At Auckland Libraries there is a wide variety of Dickens related heritage materials including: a letter about Dickens, who was a popular topic at the time (GL B71.1 (Grey Letters), a scrapbook (MS 269), Dickens' papers (MS 77-97) and books about and by Dickens.

Anniversary of opera in NZ

One hundred and fifty years ago, New Zealand enjoyed its first professional opera performance at Dunedin’s Royal Princess Theatre – the country’s first purpose-built theatre. Dunedin had become home to the newly rich who were in need of some 'refined' culture, a sentiment echoed by those tired of the “limited sources of entertainment” offered by grog-shops and other equally seedy places on the Otago goldfields.


Vegemite, love it or hate it but it certainly has an enduring iconic status in Australia and in New Zealand.

Vegemite was invented in Melbourne in 1922 by food chemist Cyril P Callister (1893-1949), who was employed by Australian food manufacturer Fred Walker and Co. The brief given to Callister was to produce a product similar to British Marmite. Callister went on to create Vegemite using spent brewer's yeast and a secret recipe that he perfected by testing samples on his family.

Vegemite was not initially very successful. It wasn't until WWII, when Vegemite was given to soldiers in their rations (because Marmite was unavailable), that it captured the Australian market and the hearts of its citizens. Subsequent research into the health benefits of Vegemite (it is a rich source of B vitamins) have only added to its popularity.

In the 1990s, Jamie Callister, started to research his grandfather Cyril's creation. He was given access to Kraft's archives and interviewed fami…

When sugar was good for you ...


Once upon a time, sugar was good for you .... and Chelsea Archives at Birkenhead Library has the marketing-advertising-promo material to prove it!

It’s embedded in the many small publications contained in the archives - such as company newsletters, industry-related periodicals, series, centenary celebrations and that sort of thing.

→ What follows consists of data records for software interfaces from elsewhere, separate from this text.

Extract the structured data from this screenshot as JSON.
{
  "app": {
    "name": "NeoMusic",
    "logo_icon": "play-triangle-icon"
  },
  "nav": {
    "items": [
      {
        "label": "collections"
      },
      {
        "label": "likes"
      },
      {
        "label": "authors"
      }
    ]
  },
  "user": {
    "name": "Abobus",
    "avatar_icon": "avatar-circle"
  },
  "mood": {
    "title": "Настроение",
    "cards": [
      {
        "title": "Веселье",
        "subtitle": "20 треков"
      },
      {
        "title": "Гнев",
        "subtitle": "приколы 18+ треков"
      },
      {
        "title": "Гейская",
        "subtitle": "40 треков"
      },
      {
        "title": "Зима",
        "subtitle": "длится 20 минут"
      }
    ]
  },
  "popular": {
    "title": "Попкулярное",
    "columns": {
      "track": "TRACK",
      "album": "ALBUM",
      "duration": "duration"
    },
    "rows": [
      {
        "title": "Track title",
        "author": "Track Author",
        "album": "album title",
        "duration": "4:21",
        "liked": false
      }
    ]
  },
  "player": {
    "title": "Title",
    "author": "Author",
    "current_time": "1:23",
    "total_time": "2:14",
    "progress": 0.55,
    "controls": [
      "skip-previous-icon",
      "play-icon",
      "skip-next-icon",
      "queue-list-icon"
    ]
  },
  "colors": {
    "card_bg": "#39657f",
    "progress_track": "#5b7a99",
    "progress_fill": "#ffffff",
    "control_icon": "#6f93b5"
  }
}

Today they might be considered corporate zines. 
Examples include: 'Chelsea News', 'Sugar for New Zealand', 'New Zealand Sugar', 'CSR Newsletter', 'Australian Sugar', 'Sugar: Nature’s Bounty', 'Notes on Sugar in New Zealand' and the 'World'. 
These publications contain splendours galore. Such as the many attempts to explain the triumph of sugar refinement and its industrial production using copious graphs, maps, diagrams .. the more the merrier! What I particularly like is the advertising. Perhaps it’s the colours, they did them differently back then. Or that the message …